Introduced in Senate (02/27/2017)
Driving Innovation and Growth in Internet Technology and Launching Universal Access to the Global Economy (DIGITAL AGE) Act of 2017
This bill requires the Department of State to designate to the U.S. Coordinator for International Communications and Information Policy the additional role of Special Representative for the Global Connect Initiative to direct, and represent the United States internationally on, U.S. foreign policy efforts to promote global universal Internet access.
The Special Representative shall: (1) oversee the State Department's Global Connect initiative to enable first-time access to mobile and broadband Internet for at least 1.5 billion people in urban and rural areas by 2020, (2) promote investment by international finance institutions and U.S. corporations in Internet infrastructure expansion and connectivity projects, (3) encourage partner countries to adopt policies to lower prices and improve the quality of Internet service, and (4) collaborate with other federal agencies.
The U.S. Agency for International Development (USAID) may support expanded Internet connectivity worldwide by: (1) taking part in State Department efforts to provide guidance to partner governments on establishing regulatory policies facilitating expanded Internet connectivity and information communications technology sectors in developing countries; (2) funding and implementing programs to expand Internet infrastructure, digital literacy, and Internet connectivity and usage in close coordination with the State Department; (3) building the capacity of developing countries to monitor and regulate the Internet sector and encourage private investment; and (4) integrating efforts to expand the availability of relevant local content across development sectors such as health programs.
The Overseas Private Investment Corporation (OPIC) should expedite institutional efforts and partner with other investors, private sector actors, and stakeholders to increase Internet access services.

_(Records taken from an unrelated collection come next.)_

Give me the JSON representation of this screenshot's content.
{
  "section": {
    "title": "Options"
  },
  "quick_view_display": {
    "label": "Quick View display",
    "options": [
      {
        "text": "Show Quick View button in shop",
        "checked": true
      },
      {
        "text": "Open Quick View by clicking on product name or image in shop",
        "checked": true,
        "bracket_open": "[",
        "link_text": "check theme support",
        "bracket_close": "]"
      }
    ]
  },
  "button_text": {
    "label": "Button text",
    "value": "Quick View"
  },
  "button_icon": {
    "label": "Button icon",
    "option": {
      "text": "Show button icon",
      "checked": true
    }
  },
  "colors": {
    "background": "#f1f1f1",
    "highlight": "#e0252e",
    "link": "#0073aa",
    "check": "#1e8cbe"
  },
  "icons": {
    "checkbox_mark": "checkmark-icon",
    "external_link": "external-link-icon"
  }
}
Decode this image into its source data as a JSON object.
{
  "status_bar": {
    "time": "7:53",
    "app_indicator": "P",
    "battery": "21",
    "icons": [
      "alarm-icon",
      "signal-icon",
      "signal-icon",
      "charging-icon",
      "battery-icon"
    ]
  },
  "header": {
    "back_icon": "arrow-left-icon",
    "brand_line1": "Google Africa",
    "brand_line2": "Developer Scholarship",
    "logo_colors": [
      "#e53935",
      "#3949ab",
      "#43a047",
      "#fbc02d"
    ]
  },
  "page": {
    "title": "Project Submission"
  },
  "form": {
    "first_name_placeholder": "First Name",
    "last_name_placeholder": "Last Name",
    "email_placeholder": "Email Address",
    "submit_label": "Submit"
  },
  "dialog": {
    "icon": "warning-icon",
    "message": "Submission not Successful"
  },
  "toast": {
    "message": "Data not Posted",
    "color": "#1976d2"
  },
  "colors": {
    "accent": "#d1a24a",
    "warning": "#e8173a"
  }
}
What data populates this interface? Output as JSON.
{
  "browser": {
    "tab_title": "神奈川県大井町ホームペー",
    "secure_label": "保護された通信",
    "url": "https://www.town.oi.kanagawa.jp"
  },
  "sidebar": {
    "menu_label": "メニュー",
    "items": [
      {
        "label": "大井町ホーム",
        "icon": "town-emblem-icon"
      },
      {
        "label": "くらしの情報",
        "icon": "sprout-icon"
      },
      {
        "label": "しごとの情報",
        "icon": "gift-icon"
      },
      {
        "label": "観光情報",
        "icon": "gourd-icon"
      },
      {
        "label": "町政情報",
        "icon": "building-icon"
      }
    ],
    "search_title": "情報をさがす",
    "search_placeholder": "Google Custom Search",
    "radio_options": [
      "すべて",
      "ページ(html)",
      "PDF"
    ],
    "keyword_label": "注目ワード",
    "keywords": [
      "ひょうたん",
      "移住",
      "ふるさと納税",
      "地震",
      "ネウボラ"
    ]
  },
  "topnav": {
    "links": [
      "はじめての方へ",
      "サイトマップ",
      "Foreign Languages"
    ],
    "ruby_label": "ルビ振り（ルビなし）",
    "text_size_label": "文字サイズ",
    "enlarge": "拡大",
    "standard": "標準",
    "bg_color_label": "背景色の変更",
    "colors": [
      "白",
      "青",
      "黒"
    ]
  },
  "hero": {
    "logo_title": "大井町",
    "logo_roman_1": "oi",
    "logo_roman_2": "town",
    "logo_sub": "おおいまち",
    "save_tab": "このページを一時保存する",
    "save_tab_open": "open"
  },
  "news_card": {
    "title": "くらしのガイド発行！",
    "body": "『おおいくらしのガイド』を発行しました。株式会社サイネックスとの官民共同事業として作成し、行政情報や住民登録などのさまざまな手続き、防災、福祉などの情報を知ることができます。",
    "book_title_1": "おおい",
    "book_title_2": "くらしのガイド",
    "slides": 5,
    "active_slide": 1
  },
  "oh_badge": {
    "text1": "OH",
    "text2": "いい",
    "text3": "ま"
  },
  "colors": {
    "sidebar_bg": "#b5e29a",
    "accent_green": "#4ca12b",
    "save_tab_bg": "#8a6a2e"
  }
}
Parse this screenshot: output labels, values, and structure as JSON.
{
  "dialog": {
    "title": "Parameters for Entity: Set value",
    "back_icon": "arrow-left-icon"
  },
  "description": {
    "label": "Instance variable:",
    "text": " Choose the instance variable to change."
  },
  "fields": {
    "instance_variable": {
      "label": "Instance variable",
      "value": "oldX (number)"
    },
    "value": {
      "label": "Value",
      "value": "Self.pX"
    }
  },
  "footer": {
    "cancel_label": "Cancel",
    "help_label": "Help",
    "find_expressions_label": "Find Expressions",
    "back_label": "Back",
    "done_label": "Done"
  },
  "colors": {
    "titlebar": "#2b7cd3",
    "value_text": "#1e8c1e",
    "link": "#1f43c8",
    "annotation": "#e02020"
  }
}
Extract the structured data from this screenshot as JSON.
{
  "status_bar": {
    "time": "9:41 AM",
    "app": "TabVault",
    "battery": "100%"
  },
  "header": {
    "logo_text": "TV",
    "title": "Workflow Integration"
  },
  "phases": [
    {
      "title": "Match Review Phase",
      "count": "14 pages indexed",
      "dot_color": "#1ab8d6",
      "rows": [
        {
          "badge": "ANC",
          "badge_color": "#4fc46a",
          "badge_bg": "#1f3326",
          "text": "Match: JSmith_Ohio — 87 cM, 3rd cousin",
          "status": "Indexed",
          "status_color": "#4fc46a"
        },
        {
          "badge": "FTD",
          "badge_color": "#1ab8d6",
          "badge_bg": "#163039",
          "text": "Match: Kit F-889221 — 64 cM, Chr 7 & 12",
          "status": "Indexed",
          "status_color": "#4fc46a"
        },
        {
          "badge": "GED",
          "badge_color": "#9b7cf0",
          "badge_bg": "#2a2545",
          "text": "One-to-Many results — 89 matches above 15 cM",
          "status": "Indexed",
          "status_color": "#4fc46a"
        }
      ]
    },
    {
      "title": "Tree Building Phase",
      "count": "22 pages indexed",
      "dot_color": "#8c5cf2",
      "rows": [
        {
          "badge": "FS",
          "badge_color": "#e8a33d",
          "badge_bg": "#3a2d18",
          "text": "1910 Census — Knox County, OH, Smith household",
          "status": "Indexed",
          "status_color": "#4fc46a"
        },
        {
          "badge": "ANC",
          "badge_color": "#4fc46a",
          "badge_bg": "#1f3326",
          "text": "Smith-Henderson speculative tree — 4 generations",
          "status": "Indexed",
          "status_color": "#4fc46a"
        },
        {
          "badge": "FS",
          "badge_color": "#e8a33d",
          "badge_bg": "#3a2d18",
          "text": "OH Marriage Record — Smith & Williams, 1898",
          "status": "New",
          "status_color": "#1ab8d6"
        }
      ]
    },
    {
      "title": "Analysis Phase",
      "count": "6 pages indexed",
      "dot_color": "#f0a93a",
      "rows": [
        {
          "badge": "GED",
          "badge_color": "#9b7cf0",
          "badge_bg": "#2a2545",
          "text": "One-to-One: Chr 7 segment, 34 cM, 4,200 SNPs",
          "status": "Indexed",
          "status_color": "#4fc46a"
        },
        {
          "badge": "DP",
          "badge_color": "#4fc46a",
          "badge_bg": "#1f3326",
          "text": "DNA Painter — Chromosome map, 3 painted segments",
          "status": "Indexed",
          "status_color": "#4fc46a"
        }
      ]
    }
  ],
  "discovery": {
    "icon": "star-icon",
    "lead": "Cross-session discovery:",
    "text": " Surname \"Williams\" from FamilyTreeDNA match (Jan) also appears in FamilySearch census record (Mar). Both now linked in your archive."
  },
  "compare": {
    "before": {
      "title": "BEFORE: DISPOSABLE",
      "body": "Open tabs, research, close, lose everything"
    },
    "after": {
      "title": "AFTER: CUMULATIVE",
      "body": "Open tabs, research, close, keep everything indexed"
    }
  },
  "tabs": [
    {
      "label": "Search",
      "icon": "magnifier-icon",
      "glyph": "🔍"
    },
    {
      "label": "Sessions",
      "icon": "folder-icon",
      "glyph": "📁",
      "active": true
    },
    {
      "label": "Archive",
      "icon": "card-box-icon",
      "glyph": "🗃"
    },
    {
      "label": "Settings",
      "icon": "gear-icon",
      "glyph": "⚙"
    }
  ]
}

Investments must focus on expanding: (1) the number of people with new access to Internet services; (2) construction of fiber, mobile, and other emerging access technologies; (3) access in underserved and rural areas; and (4) investment priorities in sub-Saharan Africa and other regions with acute shortages of critical infrastructure.
The Foreign Assistance Act of 1961 is amended to: (1) allow OPIC to make loans for projects sponsored by, or significantly involving, U.S. investors or foreign associations with U.S. owners; (2) require systems infrastructure costs to be treated as transaction costs; and (3) extend until 2021 OPIC's authority to issue investment insurance, investment guarantees, and direct loans.
The President: (1) must incorporate into the strategic planning processes of the State Department and USAID a multiyear strategy encouraging developing countries to expand Internet access and information communications technology sectors of developing countries to catalyze innovation and economic growth, promote democracy, create educational opportunities, improve health outcomes, and strengthen global research networks; and (2) may establish an Interagency Working Group to coordinate U.S. government activities in carrying out the strategy.